The nine-figure total is the second largest financial penalty for AML controls failings ever imposed by the FCA. The fine follows FCA investigations into two areas of Standard Chartered’s business identified by the bank as higher risk: its UK Wholesale Bank Correspondent Banking business and its branches in the United Arab Emirates (UAE).
The FCA “found serious and sustained shortcomings” in Standard Chartered’s AML controls relating to customerdue diligence and ongoing monitoring. It said Standard Chartered failed to establish and maintain risk-sensitive policies and procedures, and failed to ensure its UAE branches applied UK equivalent AML and counter-terrorist financing controls.
Under the Money Laundering Regulations 2007 (MLRs), Standard Chartered was required to establish and maintain appropriate and risk sensitive policies and procedures to reduce the risk it may be used to launder the proceeds of crime, evade financial sanctions or finance terrorism.
The MLRs also imposed a duty on Standard Chartered to require its global (non-EEA) branches and subsidiaries to apply policies and procedures in relation to due diligence and ongoing monitoring that are equivalent to those required of Standard Chartered in the UK.
The FCA also found significant shortcomings in Standard Chartered’s own internal assessments of the adequacy of its AML controls, its approach towards identifying and mitigating material money laundering risks and its escalation of money laundering risks. These failings exposed Standard Chartered to the risk of breaching sanctions and increased the risk of Standard Chartered receiving and/or laundering the proceeds of crime.
- Opening an account with three million UAE Dirham in cash in a suitcase (just over £500,000) with little evidence that the origin of the funds had been investigated;
- Failing to collect sufficient information on a customer exporting a commercial product which could, potentially, have a military application. This product was exported to over 75 countries, including two jurisdictions where armed conflict was taking place or was likely to be taking place; and not reviewing due diligence on a customer despite repeated red flags such as a blocked transaction from another bank indicating a link to a sanctioned entity.
- Standard Chartered’s failings occurred in its UK Correspondent Banking business during the period from November 2010 to July 2013 and in its UAE branches during the period from November 2009 to December 2014.
Mark Steward, director of enforcement and market oversight at the FCA, said: “Standard Chartered’s oversight of its financial crime controls was narrow, slow and reactive. These breaches are especially serious because they occurred against a backdrop of heightened awareness within the broader, global community, as well as within the bank, and after receiving specific attention from the FCA, US agencies and other global bodies about these risks.
“Standard Chartered is working to improve its AML controls to ensure all issues are fully addressed on a global basis. The FCA has taken into account Standard Chartered’s remediation work and its cooperation in assisting the FCA investigation, without which today’s financial penalty would have been even higher.”
Standard Chartered did not dispute the FCA’s findings and exercised its right, under the FCA’s partly contested case process, to ask the FCA’s Regulatory Decisions Committee to assess the appropriate level of sanction.
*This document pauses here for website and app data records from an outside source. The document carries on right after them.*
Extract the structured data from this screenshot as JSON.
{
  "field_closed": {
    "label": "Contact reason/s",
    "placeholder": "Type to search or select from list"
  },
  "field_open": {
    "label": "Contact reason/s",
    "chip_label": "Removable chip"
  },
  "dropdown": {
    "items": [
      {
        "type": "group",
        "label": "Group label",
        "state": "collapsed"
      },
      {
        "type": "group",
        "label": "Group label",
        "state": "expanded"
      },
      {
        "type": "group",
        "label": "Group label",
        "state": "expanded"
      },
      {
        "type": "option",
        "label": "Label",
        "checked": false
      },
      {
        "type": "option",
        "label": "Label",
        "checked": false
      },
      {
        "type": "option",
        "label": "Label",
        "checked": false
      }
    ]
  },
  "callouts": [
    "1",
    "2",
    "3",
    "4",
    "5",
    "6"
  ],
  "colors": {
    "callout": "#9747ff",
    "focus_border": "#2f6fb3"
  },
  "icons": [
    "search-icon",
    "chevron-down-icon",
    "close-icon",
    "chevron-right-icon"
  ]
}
Standard Chartered’s agreement to accept the FCA’s findings meant it qualified for a 30% discount. Otherwise, the FCA would have imposed a financial penalty of £145,947,500.